__What is being asked__: In the records below, count every line that contains the word "name" and report only the total.

*** Records Section Begins ***

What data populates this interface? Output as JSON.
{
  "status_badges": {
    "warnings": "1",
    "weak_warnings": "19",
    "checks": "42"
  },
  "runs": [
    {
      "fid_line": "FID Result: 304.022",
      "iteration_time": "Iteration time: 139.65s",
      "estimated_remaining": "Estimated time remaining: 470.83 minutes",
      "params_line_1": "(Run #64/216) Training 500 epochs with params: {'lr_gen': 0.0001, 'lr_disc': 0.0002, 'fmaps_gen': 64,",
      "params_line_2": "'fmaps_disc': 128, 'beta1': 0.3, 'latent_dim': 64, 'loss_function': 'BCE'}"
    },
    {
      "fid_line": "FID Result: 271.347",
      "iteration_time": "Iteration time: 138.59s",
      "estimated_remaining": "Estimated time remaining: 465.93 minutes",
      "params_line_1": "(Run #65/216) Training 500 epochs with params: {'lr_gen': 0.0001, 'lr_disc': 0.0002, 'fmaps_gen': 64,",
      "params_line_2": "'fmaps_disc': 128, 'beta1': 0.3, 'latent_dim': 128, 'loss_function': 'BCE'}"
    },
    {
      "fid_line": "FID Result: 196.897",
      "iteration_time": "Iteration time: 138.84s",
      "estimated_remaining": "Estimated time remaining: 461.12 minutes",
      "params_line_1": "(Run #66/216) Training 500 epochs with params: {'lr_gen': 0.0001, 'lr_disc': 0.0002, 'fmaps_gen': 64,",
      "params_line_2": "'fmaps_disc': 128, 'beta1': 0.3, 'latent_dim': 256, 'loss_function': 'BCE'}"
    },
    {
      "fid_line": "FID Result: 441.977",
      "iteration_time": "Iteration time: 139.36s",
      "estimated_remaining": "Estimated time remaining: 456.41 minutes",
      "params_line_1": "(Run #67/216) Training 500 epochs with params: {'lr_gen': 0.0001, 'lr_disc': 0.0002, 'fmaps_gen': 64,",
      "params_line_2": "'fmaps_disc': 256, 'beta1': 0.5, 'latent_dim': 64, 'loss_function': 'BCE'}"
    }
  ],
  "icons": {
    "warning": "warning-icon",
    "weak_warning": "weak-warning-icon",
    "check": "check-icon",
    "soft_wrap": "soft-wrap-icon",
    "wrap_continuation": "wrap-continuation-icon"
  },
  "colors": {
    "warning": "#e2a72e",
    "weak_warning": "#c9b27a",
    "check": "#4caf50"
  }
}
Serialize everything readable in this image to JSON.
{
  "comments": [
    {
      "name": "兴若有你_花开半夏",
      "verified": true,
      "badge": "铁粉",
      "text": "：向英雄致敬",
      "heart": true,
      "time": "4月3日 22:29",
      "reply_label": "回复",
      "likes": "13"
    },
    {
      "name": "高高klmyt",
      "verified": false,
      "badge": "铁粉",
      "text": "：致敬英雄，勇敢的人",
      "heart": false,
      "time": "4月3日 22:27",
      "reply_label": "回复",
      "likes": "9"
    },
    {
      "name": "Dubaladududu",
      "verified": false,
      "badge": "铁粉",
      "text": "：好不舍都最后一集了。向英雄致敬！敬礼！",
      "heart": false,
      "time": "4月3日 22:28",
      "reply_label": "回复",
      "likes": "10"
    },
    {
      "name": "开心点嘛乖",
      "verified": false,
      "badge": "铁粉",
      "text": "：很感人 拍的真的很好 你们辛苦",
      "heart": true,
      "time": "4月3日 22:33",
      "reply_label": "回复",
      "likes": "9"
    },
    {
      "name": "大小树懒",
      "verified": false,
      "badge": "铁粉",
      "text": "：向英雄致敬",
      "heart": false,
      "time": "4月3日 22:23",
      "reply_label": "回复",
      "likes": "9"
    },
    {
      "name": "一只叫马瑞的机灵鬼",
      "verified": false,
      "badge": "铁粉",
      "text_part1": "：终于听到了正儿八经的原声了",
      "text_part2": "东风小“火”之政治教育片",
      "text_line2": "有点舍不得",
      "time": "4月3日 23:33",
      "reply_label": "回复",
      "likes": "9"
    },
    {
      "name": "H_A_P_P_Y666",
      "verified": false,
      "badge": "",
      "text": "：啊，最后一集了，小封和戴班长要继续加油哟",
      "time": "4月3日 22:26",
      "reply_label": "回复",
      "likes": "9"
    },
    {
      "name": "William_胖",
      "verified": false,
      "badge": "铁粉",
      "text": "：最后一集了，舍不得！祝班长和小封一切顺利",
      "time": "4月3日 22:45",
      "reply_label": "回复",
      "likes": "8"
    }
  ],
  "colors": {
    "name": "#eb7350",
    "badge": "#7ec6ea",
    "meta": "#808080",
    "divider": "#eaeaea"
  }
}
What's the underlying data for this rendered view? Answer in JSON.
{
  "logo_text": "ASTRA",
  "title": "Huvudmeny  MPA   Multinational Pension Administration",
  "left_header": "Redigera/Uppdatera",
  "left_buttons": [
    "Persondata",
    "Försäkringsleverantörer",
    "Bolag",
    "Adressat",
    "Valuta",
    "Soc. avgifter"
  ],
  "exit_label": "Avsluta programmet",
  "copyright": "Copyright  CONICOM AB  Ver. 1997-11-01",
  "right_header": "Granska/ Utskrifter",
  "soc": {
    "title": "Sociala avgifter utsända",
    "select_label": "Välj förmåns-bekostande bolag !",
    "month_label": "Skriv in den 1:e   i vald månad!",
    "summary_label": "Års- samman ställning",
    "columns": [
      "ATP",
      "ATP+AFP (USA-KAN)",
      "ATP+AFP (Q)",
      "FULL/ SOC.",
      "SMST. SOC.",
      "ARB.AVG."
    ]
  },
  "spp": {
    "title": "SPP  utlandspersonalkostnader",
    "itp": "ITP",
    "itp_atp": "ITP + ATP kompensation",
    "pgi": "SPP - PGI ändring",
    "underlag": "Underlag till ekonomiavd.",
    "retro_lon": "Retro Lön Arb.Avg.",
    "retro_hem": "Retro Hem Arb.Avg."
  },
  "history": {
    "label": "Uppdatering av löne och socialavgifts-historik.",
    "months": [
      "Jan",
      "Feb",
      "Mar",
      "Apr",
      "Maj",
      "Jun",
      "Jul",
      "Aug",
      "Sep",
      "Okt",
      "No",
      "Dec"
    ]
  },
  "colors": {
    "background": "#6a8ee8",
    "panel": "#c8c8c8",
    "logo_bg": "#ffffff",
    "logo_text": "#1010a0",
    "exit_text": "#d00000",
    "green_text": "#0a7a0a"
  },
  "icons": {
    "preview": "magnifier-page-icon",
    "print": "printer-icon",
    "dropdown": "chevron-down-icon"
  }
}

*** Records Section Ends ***

__The answer__: 9